Stuffed with Hollywood celebs and exclusive photoshoots, the jumbo-sized mag couldn’t have looked more lavish if they’d stapled £10 notes to the front (which they might as well have done, given the vast sums that were apparently spunked on it).


I mean, they took us INSIDE MELISSA JOAN HART’S BEAUTIFUL HOME! Look at it! Isn’t it beautiful? Yes, it is.

Sadly Star was just too glossy and expensive for this shitty world and closed after about a year. The fact that I loved it when I was in my 20s suggests that they might have been a bit off with their target audience, but the people who made it were basically everyone I’ve worked with for the last 15 years and they’re brilliant, so hooray for them.

STAR’S JUKEBOX MUSICAL SONG: (You Drive Me) Crazy [The Stop Remix] by Britney Spears


When Heat magazine was a big hit, it was a no-brainer to follow it up with a younger version, taking the by now jaded teen format and injecting it with a dose of celeb mag magic. Sneak appeared in 2002, just as Pop Idol fever wad gripping the nation, and was adorned, as everything was at that time, with a fake Louis Vuitton logo. Its brash, direct and newsy style was a marked contrast to the younger tone of its rivals, and its new cast of characters from the world of reality TV was a breath of fresh air.


Unfortunately, it launched just as the bottom fell out of the teen mag market. In a very short space of time, almost every teen magazine closed. Cosmo Girl, Elle Girl, TV Hits, It’s Hot and even the legendary Smash Hits – all gone. Sob! Sneak itself managed a respectable four-year run before it too snuck off.

SNEAK’S JUKEBOX MUSICAL SONG: Anyone Of Us (Stupid Mistake) by Gareth Gates


The good news is that there are a few brave teen mags still standing – including the ones I work on (We Love Pop and the internet-breaking Oh My Vlog!). Our circulations may be smaller but our loyal readers seem to love us just as much, and it’s nice to think that I’m helping to make some memories that some of them look back on fondly in years to come. They probably won’t make any jukebox musicals about us though, which is definitely a bit of a shame. But if they did, this would be our song.
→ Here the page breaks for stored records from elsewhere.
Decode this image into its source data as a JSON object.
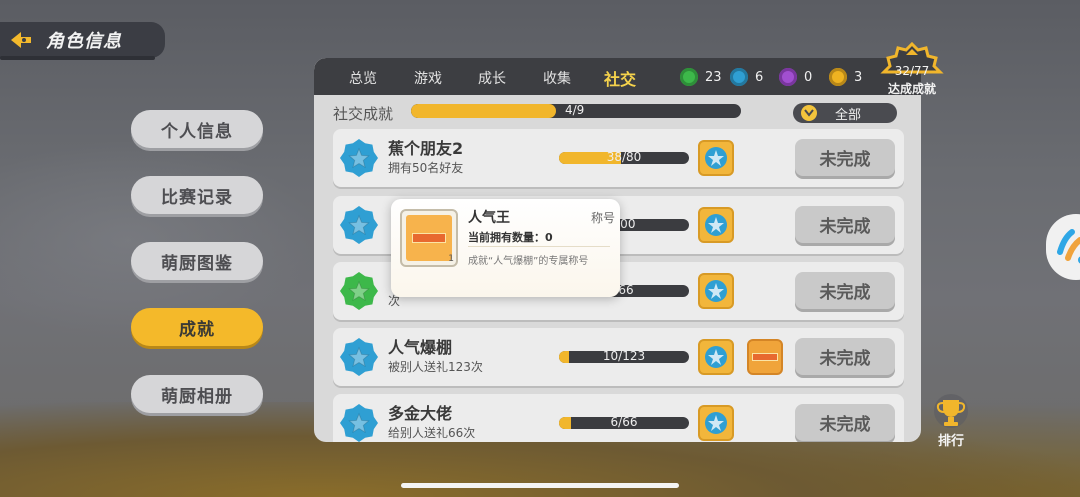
{
  "header": {
    "title": "角色信息"
  },
  "menu": [
    {
      "label": "个人信息",
      "active": false
    },
    {
      "label": "比赛记录",
      "active": false
    },
    {
      "label": "萌厨图鉴",
      "active": false
    },
    {
      "label": "成就",
      "active": true
    },
    {
      "label": "萌厨相册",
      "active": false
    }
  ],
  "tabs": [
    {
      "label": "总览",
      "active": false
    },
    {
      "label": "游戏",
      "active": false
    },
    {
      "label": "成长",
      "active": false
    },
    {
      "label": "收集",
      "active": false
    },
    {
      "label": "社交",
      "active": true
    }
  ],
  "gems": [
    {
      "color": "#3db84a",
      "count": "23"
    },
    {
      "color": "#2f9fd3",
      "count": "6"
    },
    {
      "color": "#a14fd0",
      "count": "0"
    },
    {
      "color": "#efb321",
      "count": "3"
    }
  ],
  "achievement_total": {
    "count": "32/77",
    "label": "达成成就"
  },
  "category": {
    "label": "社交成就",
    "progress_text": "4/9",
    "progress": 0.44
  },
  "filter": {
    "label": "全部"
  },
  "achievements": [
    {
      "title": "蕉个朋友2",
      "desc": "拥有50名好友",
      "progress_text": "38/80",
      "progress": 0.475,
      "badge_color": "#2f9fd3",
      "status": "未完成",
      "extra_reward": false
    },
    {
      "title": "",
      "desc": "",
      "progress_text": "100",
      "progress": 0.0,
      "badge_color": "#2f9fd3",
      "status": "未完成",
      "extra_reward": false
    },
    {
      "title": "",
      "desc": "次",
      "progress_text": "/66",
      "progress": 0.0,
      "badge_color": "#3db84a",
      "status": "未完成",
      "extra_reward": false
    },
    {
      "title": "人气爆棚",
      "desc": "被别人送礼123次",
      "progress_text": "10/123",
      "progress": 0.08,
      "badge_color": "#2f9fd3",
      "status": "未完成",
      "extra_reward": true
    },
    {
      "title": "多金大佬",
      "desc": "给别人送礼66次",
      "progress_text": "6/66",
      "progress": 0.09,
      "badge_color": "#2f9fd3",
      "status": "未完成",
      "extra_reward": false
    }
  ],
  "popup": {
    "title": "人气王",
    "type": "称号",
    "owned": "当前拥有数量：0",
    "desc": "成就“人气爆棚”的专属称号",
    "quantity": "1"
  },
  "rank": {
    "label": "排行"
  }
}
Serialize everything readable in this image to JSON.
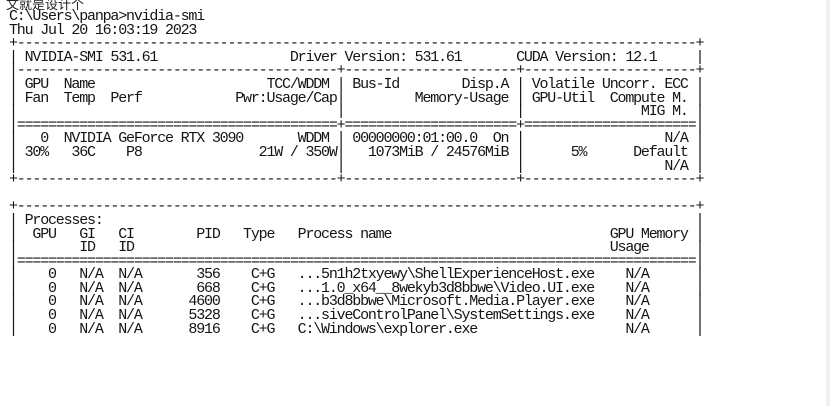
{
  "top_cutoff_text": "文就是设计个",
  "terminal_lines": [
    "C:\\Users\\panpa>nvidia-smi",
    "Thu Jul 20 16:03:19 2023",
    "+---------------------------------------------------------------------------------------+",
    "| NVIDIA-SMI 531.61                 Driver Version: 531.61       CUDA Version: 12.1     |",
    "|-----------------------------------------+----------------------+----------------------+",
    "| GPU  Name                      TCC/WDDM | Bus-Id        Disp.A | Volatile Uncorr. ECC |",
    "| Fan  Temp  Perf            Pwr:Usage/Cap|         Memory-Usage | GPU-Util  Compute M. |",
    "|                                         |                      |               MIG M. |",
    "|=========================================+======================+======================|",
    "|   0  NVIDIA GeForce RTX 3090       WDDM | 00000000:01:00.0  On |                  N/A |",
    "| 30%   36C    P8               21W / 350W|   1073MiB / 24576MiB |      5%      Default |",
    "|                                         |                      |                  N/A |",
    "+-----------------------------------------+----------------------+----------------------+",
    "",
    "+---------------------------------------------------------------------------------------+",
    "| Processes:                                                                            |",
    "|  GPU   GI   CI        PID   Type   Process name                            GPU Memory |",
    "|        ID   ID                                                             Usage      |",
    "|=======================================================================================|",
    "|    0   N/A  N/A       356    C+G   ...5n1h2txyewy\\ShellExperienceHost.exe    N/A      |",
    "|    0   N/A  N/A       668    C+G   ...1.0_x64__8wekyb3d8bbwe\\Video.UI.exe    N/A      |",
    "|    0   N/A  N/A      4600    C+G   ...b3d8bbwe\\Microsoft.Media.Player.exe    N/A      |",
    "|    0   N/A  N/A      5328    C+G   ...siveControlPanel\\SystemSettings.exe    N/A      |",
    "|    0   N/A  N/A      8916    C+G   C:\\Windows\\explorer.exe                   N/A      |"
  ]
}
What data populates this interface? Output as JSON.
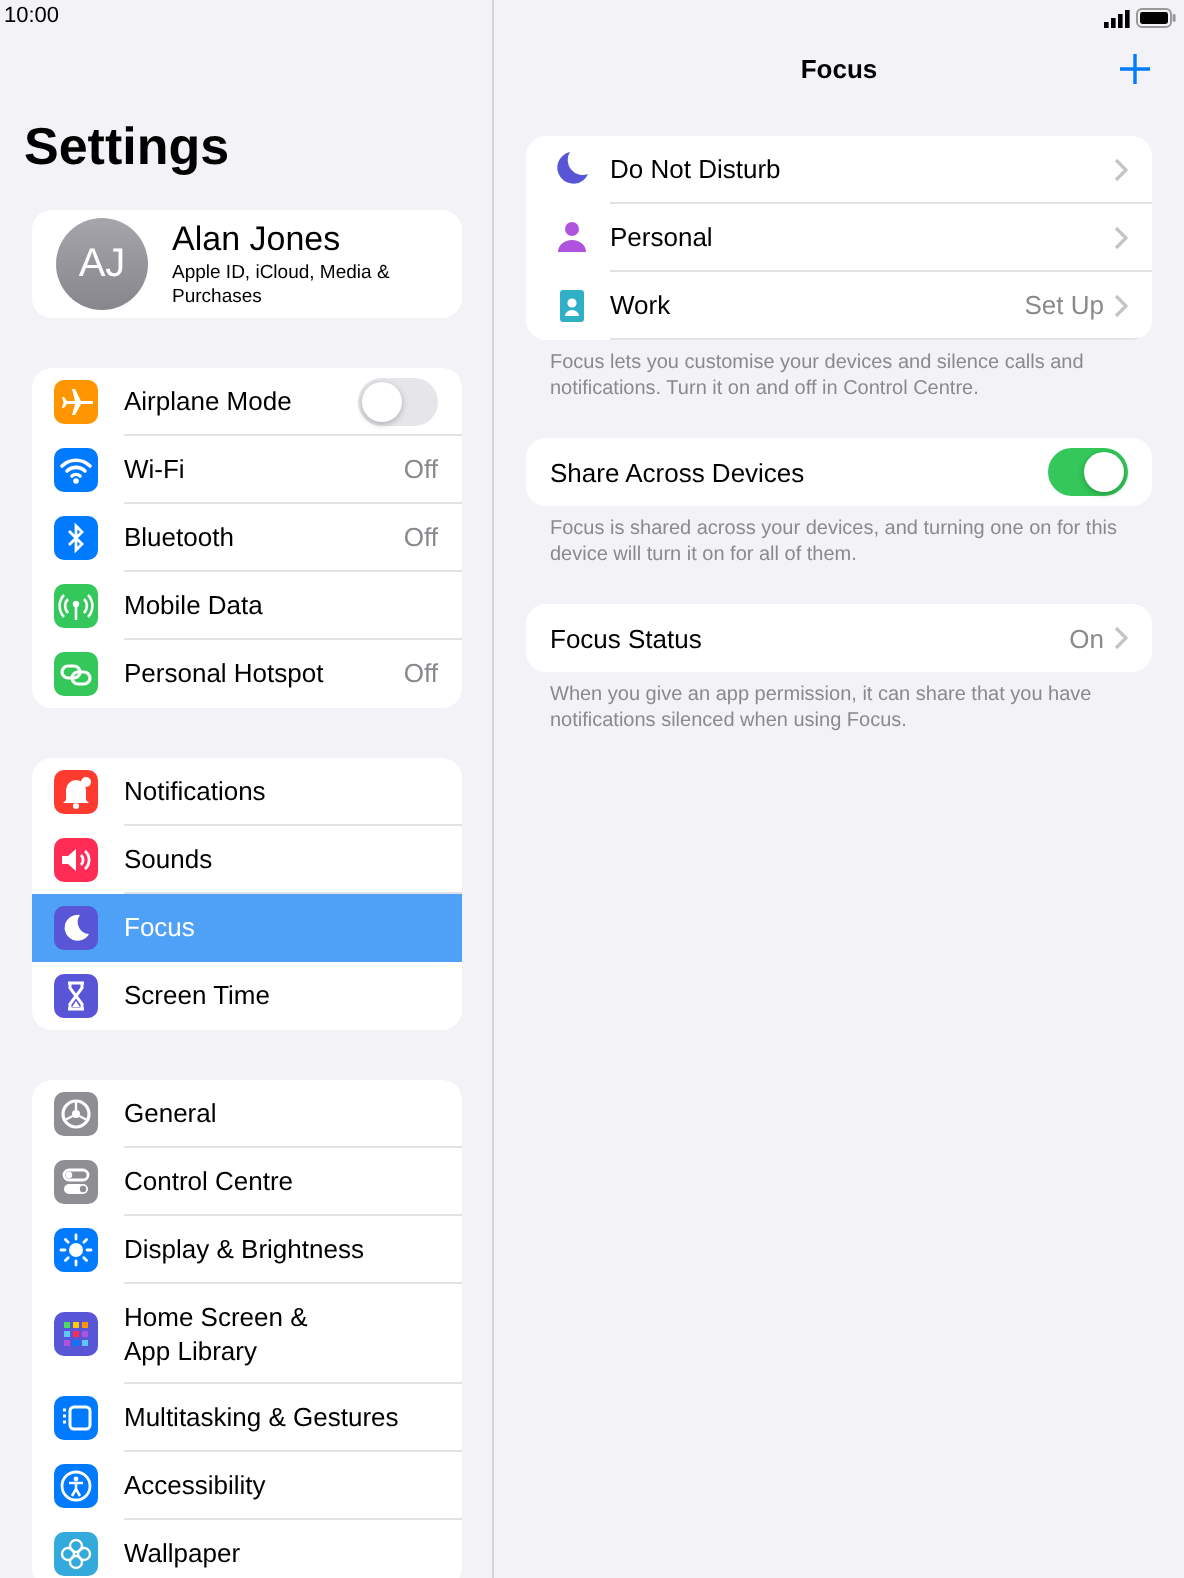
{
  "status_bar": {
    "time": "10:00"
  },
  "sidebar": {
    "title": "Settings",
    "profile": {
      "initials": "AJ",
      "name": "Alan Jones",
      "subtitle": "Apple ID, iCloud, Media & Purchases"
    },
    "groups": [
      {
        "items": [
          {
            "color": "#ff9500",
            "label": "Airplane Mode",
            "kind": "toggle",
            "on": false,
            "selected": false
          },
          {
            "color": "#007aff",
            "label": "Wi-Fi",
            "kind": "value",
            "value": "Off",
            "selected": false
          },
          {
            "color": "#007aff",
            "label": "Bluetooth",
            "kind": "value",
            "value": "Off",
            "selected": false
          },
          {
            "color": "#34c759",
            "label": "Mobile Data",
            "kind": "plain",
            "selected": false
          },
          {
            "color": "#34c759",
            "label": "Personal Hotspot",
            "kind": "value",
            "value": "Off",
            "selected": false
          }
        ]
      },
      {
        "items": [
          {
            "color": "#ff3b30",
            "label": "Notifications",
            "kind": "plain",
            "selected": false
          },
          {
            "color": "#ff2d55",
            "label": "Sounds",
            "kind": "plain",
            "selected": false
          },
          {
            "color": "#5856d6",
            "label": "Focus",
            "kind": "plain",
            "selected": true
          },
          {
            "color": "#5856d6",
            "label": "Screen Time",
            "kind": "plain",
            "selected": false
          }
        ]
      },
      {
        "items": [
          {
            "color": "#8e8e93",
            "label": "General",
            "kind": "plain",
            "selected": false
          },
          {
            "color": "#8e8e93",
            "label": "Control Centre",
            "kind": "plain",
            "selected": false
          },
          {
            "color": "#007aff",
            "label": "Display & Brightness",
            "kind": "plain",
            "selected": false
          },
          {
            "color": "#5856d6",
            "label": "Home Screen & App Library",
            "kind": "plain",
            "selected": false
          },
          {
            "color": "#007aff",
            "label": "Multitasking & Gestures",
            "kind": "plain",
            "selected": false
          },
          {
            "color": "#007aff",
            "label": "Accessibility",
            "kind": "plain",
            "selected": false
          },
          {
            "color": "#34aadc",
            "label": "Wallpaper",
            "kind": "plain",
            "selected": false
          }
        ]
      }
    ]
  },
  "detail": {
    "title": "Focus",
    "focus_modes": [
      {
        "color": "#5856d6",
        "label": "Do Not Disturb"
      },
      {
        "color": "#af52de",
        "label": "Personal"
      },
      {
        "color": "#30b0c7",
        "label": "Work",
        "value": "Set Up"
      }
    ],
    "focus_footer": "Focus lets you customise your devices and silence calls and notifications. Turn it on and off in Control Centre.",
    "share": {
      "label": "Share Across Devices",
      "on": true
    },
    "share_footer": "Focus is shared across your devices, and turning one on for this device will turn it on for all of them.",
    "status": {
      "label": "Focus Status",
      "value": "On"
    },
    "status_footer": "When you give an app permission, it can share that you have notifications silenced when using Focus."
  }
}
That dog will be dead now

22 times Carla Connor could not actually believe that she was STILL in Coronation Street